From the entries below, copy every line holding the word "this".

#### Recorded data
BEGIN

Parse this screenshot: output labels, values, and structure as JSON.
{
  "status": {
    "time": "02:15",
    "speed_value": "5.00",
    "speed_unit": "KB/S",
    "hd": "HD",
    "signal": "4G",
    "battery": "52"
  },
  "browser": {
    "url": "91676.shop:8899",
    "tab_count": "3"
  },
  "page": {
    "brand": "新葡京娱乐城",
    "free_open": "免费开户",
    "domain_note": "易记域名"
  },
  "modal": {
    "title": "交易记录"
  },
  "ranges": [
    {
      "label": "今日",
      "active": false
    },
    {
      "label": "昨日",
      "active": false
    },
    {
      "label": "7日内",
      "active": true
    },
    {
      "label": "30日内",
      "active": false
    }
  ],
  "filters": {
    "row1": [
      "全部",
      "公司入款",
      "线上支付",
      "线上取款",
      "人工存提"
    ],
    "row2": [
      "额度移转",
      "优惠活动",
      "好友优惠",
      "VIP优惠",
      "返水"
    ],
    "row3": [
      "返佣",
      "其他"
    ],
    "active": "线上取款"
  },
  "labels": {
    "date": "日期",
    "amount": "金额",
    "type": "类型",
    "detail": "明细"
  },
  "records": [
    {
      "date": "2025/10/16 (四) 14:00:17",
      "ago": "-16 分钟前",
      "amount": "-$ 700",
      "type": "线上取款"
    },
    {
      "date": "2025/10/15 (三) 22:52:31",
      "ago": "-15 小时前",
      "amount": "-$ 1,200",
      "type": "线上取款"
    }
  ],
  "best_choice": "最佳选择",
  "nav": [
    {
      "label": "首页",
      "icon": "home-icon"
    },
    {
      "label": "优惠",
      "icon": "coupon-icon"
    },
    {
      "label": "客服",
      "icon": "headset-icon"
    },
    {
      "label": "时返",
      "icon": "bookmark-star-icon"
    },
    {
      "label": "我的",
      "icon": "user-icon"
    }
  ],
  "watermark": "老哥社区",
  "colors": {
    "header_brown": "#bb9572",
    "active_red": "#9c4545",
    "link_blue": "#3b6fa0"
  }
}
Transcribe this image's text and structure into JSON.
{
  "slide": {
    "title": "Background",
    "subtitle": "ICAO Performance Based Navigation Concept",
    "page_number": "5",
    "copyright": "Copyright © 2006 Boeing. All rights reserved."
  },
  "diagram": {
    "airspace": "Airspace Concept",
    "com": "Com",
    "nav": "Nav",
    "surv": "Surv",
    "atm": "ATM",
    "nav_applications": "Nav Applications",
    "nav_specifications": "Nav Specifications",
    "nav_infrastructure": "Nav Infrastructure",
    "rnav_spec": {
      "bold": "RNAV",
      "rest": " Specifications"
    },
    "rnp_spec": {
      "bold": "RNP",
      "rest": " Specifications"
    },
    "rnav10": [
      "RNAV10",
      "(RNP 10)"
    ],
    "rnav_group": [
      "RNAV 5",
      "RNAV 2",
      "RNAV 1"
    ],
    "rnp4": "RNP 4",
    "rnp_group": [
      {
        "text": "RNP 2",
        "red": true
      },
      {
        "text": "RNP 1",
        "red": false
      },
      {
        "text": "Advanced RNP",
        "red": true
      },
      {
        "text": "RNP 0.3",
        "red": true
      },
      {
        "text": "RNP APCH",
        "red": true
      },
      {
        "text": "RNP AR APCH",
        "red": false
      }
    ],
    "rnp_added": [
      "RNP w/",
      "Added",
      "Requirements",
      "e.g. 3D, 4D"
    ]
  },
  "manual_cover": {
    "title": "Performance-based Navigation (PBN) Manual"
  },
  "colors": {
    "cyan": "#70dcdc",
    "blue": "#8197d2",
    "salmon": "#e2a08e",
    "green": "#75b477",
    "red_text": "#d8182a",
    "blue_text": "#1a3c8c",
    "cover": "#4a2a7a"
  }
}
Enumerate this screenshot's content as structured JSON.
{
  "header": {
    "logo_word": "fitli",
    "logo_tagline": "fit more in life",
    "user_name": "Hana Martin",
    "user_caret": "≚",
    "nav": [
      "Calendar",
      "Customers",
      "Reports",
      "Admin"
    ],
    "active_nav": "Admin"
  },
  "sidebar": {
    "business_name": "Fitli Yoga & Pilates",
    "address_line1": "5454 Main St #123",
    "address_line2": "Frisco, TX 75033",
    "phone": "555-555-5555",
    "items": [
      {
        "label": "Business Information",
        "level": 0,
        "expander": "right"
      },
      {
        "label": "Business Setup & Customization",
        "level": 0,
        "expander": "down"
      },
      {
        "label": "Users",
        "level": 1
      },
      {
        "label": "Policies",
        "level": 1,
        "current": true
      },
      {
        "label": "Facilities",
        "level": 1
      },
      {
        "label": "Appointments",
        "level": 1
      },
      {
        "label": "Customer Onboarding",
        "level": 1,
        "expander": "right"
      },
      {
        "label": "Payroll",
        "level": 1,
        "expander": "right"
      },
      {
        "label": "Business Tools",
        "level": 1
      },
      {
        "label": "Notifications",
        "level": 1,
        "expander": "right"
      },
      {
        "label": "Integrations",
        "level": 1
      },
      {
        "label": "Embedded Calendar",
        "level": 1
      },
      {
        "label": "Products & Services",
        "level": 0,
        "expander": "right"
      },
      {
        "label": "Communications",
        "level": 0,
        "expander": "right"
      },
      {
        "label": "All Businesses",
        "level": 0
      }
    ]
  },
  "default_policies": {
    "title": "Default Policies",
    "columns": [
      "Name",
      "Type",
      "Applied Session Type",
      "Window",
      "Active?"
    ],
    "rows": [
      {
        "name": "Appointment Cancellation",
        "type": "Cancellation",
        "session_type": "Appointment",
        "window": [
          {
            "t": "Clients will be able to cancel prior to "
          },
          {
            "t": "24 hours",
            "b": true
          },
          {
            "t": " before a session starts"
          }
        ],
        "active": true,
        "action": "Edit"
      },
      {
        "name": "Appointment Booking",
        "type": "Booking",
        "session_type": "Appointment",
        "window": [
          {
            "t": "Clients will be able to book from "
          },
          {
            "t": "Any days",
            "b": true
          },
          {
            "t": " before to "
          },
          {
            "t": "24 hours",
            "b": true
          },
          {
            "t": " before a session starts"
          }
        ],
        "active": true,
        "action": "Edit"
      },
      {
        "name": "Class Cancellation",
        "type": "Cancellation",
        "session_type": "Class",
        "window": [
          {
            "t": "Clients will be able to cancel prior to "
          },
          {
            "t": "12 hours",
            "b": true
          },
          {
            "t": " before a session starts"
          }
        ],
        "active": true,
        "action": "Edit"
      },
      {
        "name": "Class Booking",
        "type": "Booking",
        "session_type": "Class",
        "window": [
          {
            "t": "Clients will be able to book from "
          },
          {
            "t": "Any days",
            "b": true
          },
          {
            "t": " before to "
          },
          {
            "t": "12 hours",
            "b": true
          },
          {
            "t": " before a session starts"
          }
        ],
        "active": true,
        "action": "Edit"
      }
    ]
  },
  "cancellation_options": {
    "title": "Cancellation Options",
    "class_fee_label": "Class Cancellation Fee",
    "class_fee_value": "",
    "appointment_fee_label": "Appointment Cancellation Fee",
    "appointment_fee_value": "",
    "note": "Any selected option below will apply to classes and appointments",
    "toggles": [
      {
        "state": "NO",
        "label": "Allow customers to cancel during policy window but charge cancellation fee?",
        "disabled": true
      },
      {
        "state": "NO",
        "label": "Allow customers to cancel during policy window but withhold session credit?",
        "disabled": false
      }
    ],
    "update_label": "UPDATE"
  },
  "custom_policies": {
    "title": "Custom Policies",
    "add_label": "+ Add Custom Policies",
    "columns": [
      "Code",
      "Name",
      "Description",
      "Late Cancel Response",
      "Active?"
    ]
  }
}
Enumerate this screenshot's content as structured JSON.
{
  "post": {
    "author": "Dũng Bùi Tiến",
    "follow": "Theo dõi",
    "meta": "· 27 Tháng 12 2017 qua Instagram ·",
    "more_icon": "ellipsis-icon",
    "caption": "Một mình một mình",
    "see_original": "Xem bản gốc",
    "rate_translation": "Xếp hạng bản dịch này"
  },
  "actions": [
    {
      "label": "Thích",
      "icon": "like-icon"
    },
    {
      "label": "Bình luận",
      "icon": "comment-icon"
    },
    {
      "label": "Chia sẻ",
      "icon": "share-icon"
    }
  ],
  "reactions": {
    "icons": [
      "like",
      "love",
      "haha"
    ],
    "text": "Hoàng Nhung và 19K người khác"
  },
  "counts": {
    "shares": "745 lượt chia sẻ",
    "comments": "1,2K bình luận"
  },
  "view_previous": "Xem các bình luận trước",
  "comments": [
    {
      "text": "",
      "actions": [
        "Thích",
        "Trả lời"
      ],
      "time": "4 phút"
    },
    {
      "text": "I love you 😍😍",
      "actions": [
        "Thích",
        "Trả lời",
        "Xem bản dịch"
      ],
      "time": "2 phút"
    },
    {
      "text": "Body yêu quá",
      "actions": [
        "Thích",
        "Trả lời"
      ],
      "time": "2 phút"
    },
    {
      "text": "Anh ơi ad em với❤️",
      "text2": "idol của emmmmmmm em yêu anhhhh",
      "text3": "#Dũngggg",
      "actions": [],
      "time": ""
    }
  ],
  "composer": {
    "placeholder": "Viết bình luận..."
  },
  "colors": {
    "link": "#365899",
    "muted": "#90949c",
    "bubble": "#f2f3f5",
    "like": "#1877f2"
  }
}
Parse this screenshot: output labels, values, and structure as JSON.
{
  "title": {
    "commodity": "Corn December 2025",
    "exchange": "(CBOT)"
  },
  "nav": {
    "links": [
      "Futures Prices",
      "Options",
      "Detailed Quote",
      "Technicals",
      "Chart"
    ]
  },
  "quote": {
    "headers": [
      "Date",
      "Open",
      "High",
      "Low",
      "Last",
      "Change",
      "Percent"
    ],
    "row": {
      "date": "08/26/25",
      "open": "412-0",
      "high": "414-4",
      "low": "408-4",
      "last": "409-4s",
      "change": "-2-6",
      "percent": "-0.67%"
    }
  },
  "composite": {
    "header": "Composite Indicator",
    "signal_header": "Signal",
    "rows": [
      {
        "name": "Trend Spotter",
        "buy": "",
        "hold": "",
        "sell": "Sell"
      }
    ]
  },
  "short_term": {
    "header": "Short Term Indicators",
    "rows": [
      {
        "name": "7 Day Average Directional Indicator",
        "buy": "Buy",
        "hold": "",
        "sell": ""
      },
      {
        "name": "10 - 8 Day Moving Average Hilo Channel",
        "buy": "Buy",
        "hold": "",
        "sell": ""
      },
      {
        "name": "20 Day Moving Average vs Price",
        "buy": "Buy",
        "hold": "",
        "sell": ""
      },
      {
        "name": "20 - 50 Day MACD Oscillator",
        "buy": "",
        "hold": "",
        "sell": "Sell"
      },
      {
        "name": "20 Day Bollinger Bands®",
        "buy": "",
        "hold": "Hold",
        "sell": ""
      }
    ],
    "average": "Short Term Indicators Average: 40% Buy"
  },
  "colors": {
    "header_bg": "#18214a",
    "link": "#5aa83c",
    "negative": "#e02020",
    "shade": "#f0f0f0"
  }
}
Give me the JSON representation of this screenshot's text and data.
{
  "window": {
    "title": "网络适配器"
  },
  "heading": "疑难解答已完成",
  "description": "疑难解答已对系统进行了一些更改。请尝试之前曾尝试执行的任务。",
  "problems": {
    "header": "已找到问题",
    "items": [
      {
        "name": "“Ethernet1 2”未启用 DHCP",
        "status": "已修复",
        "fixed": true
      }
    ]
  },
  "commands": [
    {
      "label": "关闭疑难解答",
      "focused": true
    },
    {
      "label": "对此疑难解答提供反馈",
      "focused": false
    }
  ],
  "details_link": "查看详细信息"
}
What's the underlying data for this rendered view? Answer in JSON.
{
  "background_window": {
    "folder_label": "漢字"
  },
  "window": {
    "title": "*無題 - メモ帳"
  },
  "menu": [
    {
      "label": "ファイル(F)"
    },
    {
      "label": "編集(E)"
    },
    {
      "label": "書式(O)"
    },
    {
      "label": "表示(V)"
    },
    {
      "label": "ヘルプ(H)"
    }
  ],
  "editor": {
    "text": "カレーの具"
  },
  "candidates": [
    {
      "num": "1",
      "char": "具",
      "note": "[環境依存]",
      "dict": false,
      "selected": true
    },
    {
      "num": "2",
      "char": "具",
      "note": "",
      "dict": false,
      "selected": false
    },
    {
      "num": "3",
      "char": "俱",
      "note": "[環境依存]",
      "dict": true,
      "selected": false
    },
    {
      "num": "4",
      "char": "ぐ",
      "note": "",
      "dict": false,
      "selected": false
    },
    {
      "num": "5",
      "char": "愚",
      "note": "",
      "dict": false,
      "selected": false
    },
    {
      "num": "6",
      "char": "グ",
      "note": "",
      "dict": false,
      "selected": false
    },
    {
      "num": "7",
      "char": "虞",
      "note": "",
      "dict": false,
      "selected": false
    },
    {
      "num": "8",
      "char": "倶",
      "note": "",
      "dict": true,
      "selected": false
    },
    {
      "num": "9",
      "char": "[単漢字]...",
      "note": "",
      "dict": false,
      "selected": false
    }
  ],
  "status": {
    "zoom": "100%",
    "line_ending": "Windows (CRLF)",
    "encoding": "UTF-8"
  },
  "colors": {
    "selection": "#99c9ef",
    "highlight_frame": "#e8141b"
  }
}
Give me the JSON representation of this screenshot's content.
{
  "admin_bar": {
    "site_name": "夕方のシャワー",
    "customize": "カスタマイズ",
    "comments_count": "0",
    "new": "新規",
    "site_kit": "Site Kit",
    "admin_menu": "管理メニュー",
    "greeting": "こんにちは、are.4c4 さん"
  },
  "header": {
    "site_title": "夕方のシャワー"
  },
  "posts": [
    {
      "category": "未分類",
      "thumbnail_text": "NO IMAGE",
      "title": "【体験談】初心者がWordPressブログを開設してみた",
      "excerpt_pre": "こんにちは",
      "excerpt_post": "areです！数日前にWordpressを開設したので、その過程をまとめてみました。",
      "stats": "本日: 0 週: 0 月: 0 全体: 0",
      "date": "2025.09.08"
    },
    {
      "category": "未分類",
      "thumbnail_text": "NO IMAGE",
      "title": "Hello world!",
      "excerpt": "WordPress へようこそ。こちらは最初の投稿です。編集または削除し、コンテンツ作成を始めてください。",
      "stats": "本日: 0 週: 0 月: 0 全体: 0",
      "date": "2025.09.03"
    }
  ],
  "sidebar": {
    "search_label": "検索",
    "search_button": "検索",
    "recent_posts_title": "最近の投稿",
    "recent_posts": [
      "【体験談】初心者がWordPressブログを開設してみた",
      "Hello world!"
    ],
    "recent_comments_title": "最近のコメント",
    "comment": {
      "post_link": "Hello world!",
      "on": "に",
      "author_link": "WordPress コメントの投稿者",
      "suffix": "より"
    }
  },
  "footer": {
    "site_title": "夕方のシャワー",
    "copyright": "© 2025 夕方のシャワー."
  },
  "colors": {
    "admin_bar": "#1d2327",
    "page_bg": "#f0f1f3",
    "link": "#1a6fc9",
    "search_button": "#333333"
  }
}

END

#### WRITTEN ANSWER
Parse this screenshot: output labels, values, and structure as JSON.
Transcribe this image's text and structure into JSON.
Enumerate this screenshot's content as structured JSON.
Enumerate this screenshot's content as structured JSON.
Parse this screenshot: output labels, values, and structure as JSON.
Give me the JSON representation of this screenshot's text and data.
What's the underlying data for this rendered view? Answer in JSON.
Give me the JSON representation of this screenshot's content.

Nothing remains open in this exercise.